Because they are full of fiber, oats release carbohydrates gradually. Due to this slow release, energy levels are kept consistent throughout your workout, meaning you can train harder for longer. They also contain Vitamin B, which helps convert carbohydrates into energy. Irish oats are often considered the best, as they are the least processed type and boast a lower glycemic load than quick-cooking and instant oats. So, keep a look out the next time you go shopping.

3. Grilled Chicken, Broccoli, And Sweet Potato

If you are working on building muscle mass or plan to hit circuit training hard, then this combo is a must-try. Although it is more of a meal than a snack, there’s a reason pro-athletes chow down on this regularly – and we think it’s time you gave it a go. 

4. Dried Fruit

For a quick, easy and good pre-workout food, fix yourself some dried berries, apricots, figs, and pineapple. Dried fruits are a good source of simple carbohydrates that are easily digestible – so grab a handful.

5. Whole Grain Bread 

One slice of whole grain bread is an excellent source of carbs. Add some hard-boiled eggs for a protein-packed snack, or some low-fat turkey.

5. Fruit And Greek Yogurt 

This is a killer combo. The fruit is full of carbohydrates while Greek yogurt packs a protein-filled punch. Compared to regular yogurt, Greek yogurt has almost double the protein, fewer carbs, and half the sodium. Why do they go together? The carbs in the fruit break down quickly and are used as fuel during your workout, while the protein is stored a little longer and is used to prevent muscle damage, so it really is a perfect pairing.

6. Trail Mix

Nuts do have a high-fat content, but they provide the protein and calories required if you are trying to gain muscle mass. For those whose goal is weight loss, steer clear. If you want to buy pre-prepared trail mix from supermarkets, skip the ones containing chocolate or yogurt-coated nuts.
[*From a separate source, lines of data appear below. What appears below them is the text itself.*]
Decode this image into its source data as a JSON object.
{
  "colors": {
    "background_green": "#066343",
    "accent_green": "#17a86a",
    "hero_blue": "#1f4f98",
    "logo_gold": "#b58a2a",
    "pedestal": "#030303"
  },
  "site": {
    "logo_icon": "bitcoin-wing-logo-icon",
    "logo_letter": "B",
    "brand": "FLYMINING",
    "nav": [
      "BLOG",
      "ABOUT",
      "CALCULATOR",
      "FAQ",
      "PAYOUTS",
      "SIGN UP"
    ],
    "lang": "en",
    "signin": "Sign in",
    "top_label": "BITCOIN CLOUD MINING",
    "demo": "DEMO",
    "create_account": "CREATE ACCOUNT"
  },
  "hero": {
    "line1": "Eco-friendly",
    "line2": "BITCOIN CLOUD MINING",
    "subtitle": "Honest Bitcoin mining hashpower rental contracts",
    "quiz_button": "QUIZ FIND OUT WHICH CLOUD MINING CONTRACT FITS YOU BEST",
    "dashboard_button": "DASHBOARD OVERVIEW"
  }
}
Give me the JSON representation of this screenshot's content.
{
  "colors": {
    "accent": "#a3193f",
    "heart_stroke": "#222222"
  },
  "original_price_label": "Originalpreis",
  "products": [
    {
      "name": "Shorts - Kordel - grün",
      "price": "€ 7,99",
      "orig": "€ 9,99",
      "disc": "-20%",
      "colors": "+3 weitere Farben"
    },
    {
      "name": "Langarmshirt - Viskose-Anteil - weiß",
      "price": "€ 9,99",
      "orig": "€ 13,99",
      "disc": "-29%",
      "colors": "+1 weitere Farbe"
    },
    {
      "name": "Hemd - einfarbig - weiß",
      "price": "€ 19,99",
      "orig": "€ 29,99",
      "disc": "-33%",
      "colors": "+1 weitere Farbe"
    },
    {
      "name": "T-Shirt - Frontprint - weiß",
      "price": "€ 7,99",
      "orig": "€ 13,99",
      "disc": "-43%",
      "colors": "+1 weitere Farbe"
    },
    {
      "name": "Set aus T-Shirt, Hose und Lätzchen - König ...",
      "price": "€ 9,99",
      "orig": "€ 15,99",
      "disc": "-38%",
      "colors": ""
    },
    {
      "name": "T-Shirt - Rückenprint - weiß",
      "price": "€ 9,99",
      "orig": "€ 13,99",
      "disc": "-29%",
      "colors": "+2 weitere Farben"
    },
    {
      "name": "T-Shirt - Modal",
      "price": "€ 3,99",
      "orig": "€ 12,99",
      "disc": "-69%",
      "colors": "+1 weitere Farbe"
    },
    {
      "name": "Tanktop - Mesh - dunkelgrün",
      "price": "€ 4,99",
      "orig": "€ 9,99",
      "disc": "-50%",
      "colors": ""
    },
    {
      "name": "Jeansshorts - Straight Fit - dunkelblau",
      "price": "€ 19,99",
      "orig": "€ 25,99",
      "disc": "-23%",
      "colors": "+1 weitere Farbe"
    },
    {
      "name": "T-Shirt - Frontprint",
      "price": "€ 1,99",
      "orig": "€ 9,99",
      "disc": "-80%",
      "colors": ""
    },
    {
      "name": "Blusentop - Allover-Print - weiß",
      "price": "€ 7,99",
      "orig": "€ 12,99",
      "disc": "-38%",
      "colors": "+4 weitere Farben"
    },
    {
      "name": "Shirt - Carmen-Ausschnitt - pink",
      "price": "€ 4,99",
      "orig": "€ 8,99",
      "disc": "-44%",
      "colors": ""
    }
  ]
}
Leave a Reply

Your email address will not be published.

TheSuperHealthyFood © Copyright 2022. All rights reserved.